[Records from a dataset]
● ● ●

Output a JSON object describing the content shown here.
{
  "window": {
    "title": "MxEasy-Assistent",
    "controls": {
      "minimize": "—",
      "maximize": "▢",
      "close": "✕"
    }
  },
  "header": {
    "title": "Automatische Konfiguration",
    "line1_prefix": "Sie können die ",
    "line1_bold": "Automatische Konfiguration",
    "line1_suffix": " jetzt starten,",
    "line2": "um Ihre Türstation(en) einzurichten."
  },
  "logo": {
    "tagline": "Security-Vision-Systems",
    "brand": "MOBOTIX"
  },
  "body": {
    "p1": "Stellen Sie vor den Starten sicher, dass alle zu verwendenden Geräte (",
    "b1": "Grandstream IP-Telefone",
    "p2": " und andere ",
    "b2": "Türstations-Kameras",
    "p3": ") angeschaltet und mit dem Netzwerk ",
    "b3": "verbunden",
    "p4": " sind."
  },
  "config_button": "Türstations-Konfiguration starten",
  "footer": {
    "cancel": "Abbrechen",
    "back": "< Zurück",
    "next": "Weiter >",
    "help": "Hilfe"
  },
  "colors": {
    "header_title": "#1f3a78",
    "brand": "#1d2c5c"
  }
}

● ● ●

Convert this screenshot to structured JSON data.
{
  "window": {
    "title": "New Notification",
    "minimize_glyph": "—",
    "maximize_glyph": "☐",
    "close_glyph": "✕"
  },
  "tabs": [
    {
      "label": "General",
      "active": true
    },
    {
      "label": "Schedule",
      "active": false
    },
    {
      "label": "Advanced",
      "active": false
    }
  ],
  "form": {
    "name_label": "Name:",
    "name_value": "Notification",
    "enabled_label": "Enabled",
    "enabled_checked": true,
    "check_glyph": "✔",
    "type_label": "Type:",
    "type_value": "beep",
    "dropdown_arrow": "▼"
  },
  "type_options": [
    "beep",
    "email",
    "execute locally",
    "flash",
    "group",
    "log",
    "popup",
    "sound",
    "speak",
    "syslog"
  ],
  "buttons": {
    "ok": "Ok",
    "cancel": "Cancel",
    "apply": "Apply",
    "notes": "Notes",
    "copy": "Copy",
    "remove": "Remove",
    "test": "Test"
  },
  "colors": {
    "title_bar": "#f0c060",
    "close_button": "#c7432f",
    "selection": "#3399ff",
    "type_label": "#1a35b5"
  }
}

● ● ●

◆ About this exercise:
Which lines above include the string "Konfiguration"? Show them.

◆ Result of the task:
    "title": "Automatische Konfiguration",
    "line1_bold": "Automatische Konfiguration",
  "config_button": "Türstations-Konfiguration starten",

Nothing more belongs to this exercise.